Task prompt: For this item, repeat the material exactly while omitting its pictures.

Data supplied:
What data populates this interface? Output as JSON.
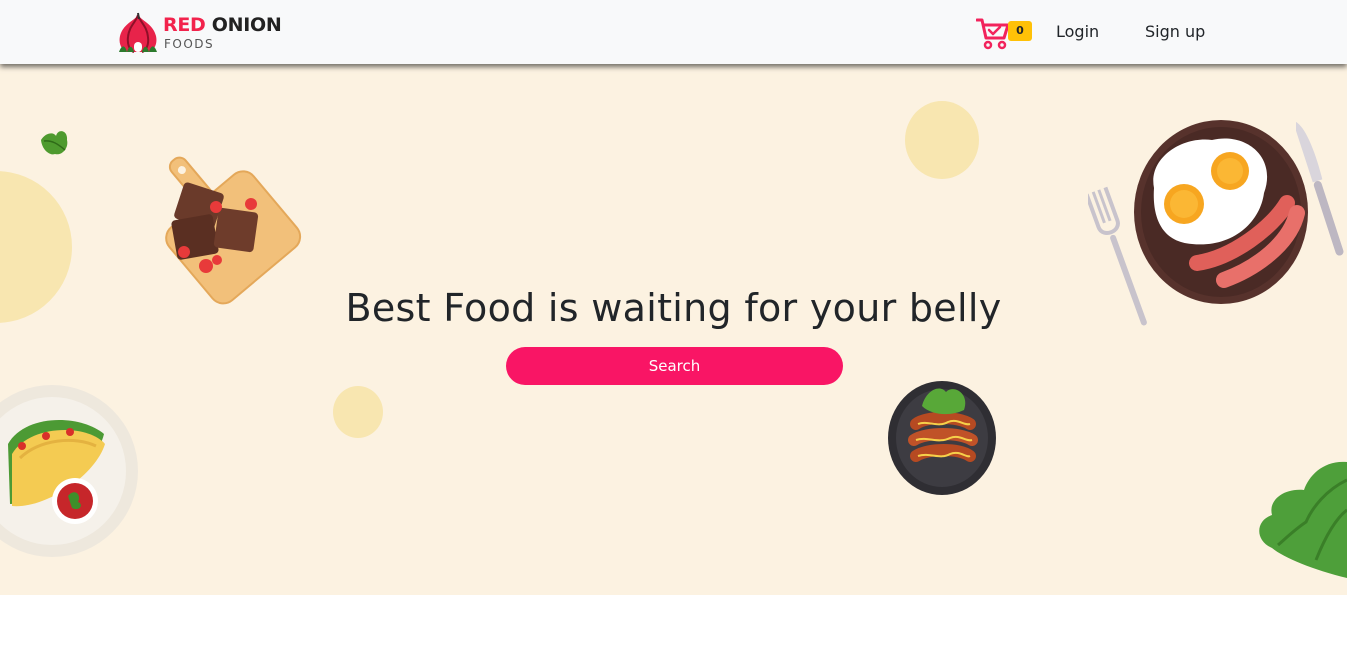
{
  "brand": {
    "word_red": "RED",
    "word_dark": " ONION",
    "sub": "FOODS",
    "colors": {
      "red": "#f2234c",
      "dark": "#222222"
    }
  },
  "nav": {
    "cart_icon": "shopping-cart-icon",
    "cart_count": "0",
    "login": "Login",
    "signup": "Sign up"
  },
  "hero": {
    "title": "Best Food is waiting for your belly",
    "search_button": "Search",
    "background": "#fcf2e1",
    "accent": "#f91565"
  }
}
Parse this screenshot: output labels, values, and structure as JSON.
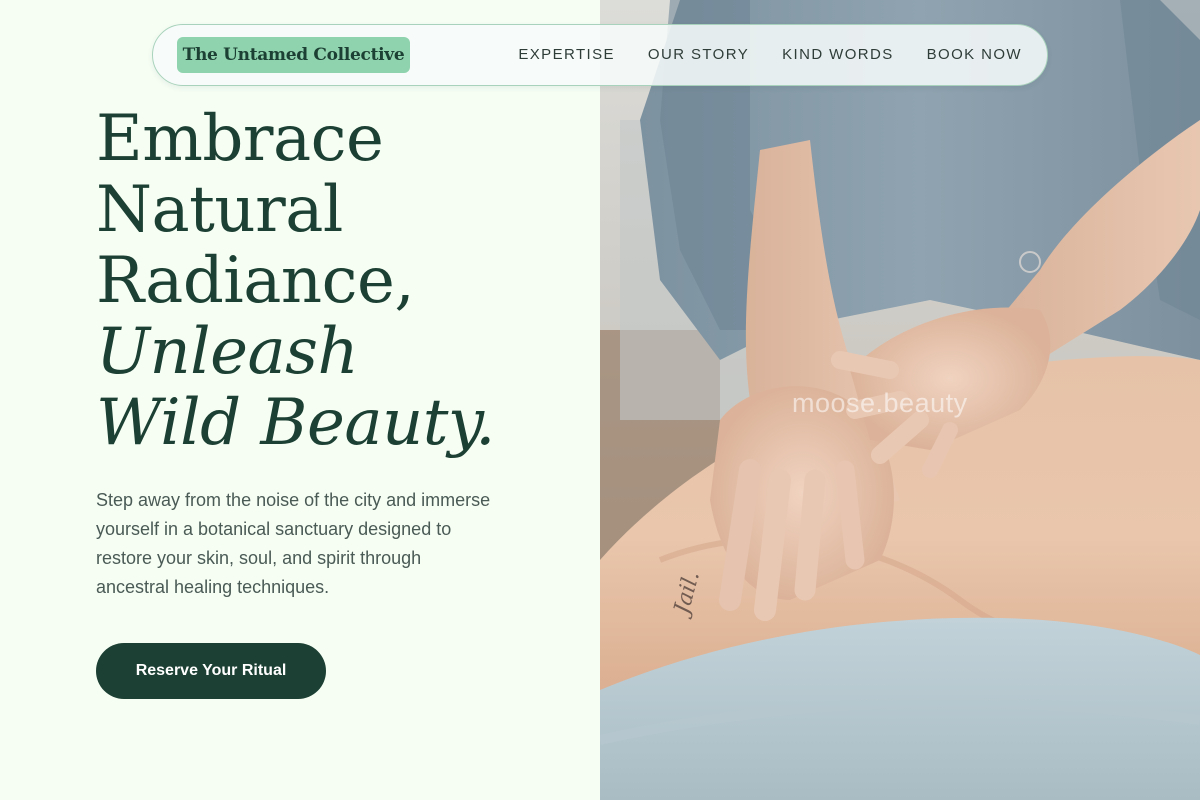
{
  "brand": {
    "name": "The Untamed Collective"
  },
  "nav": {
    "items": [
      {
        "label": "EXPERTISE"
      },
      {
        "label": "OUR STORY"
      },
      {
        "label": "KIND WORDS"
      },
      {
        "label": "BOOK NOW"
      }
    ]
  },
  "hero": {
    "headline_lines": [
      "Embrace",
      "Natural",
      "Radiance,"
    ],
    "headline_italic_lines": [
      "Unleash",
      "Wild Beauty."
    ],
    "description": "Step away from the noise of the city and immerse yourself in a botanical sanctuary designed to restore your skin, soul, and spirit through ancestral healing techniques.",
    "cta_label": "Reserve Your Ritual"
  },
  "photo": {
    "watermark": "moose.beauty",
    "wrist_tattoo": "Jail."
  },
  "colors": {
    "background": "#f6fef4",
    "primary_dark_green": "#1c4033",
    "logo_badge_green": "#8fd3ae",
    "nav_border": "#a8d2bc",
    "body_text": "#4a5a55"
  }
}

Response to this task:
What data populates this interface? Output as JSON.
{
  "brand": {
    "word_red": "RED",
    "word_dark": " ONION",
    "sub": "FOODS",
    "colors": {
      "red": "#f2234c",
      "dark": "#222222"
    }
  },
  "nav": {
    "cart_icon": "shopping-cart-icon",
    "cart_count": "0",
    "login": "Login",
    "signup": "Sign up"
  },
  "hero": {
    "title": "Best Food is waiting for your belly",
    "search_button": "Search",
    "background": "#fcf2e1",
    "accent": "#f91565"
  }
}
Parse this screenshot: output labels, values, and structure as JSON.
{
  "brand": {
    "name": "The Untamed Collective"
  },
  "nav": {
    "items": [
      {
        "label": "EXPERTISE"
      },
      {
        "label": "OUR STORY"
      },
      {
        "label": "KIND WORDS"
      },
      {
        "label": "BOOK NOW"
      }
    ]
  },
  "hero": {
    "headline_lines": [
      "Embrace",
      "Natural",
      "Radiance,"
    ],
    "headline_italic_lines": [
      "Unleash",
      "Wild Beauty."
    ],
    "description": "Step away from the noise of the city and immerse yourself in a botanical sanctuary designed to restore your skin, soul, and spirit through ancestral healing techniques.",
    "cta_label": "Reserve Your Ritual"
  },
  "photo": {
    "watermark": "moose.beauty",
    "wrist_tattoo": "Jail."
  },
  "colors": {
    "background": "#f6fef4",
    "primary_dark_green": "#1c4033",
    "logo_badge_green": "#8fd3ae",
    "nav_border": "#a8d2bc",
    "body_text": "#4a5a55"
  }
}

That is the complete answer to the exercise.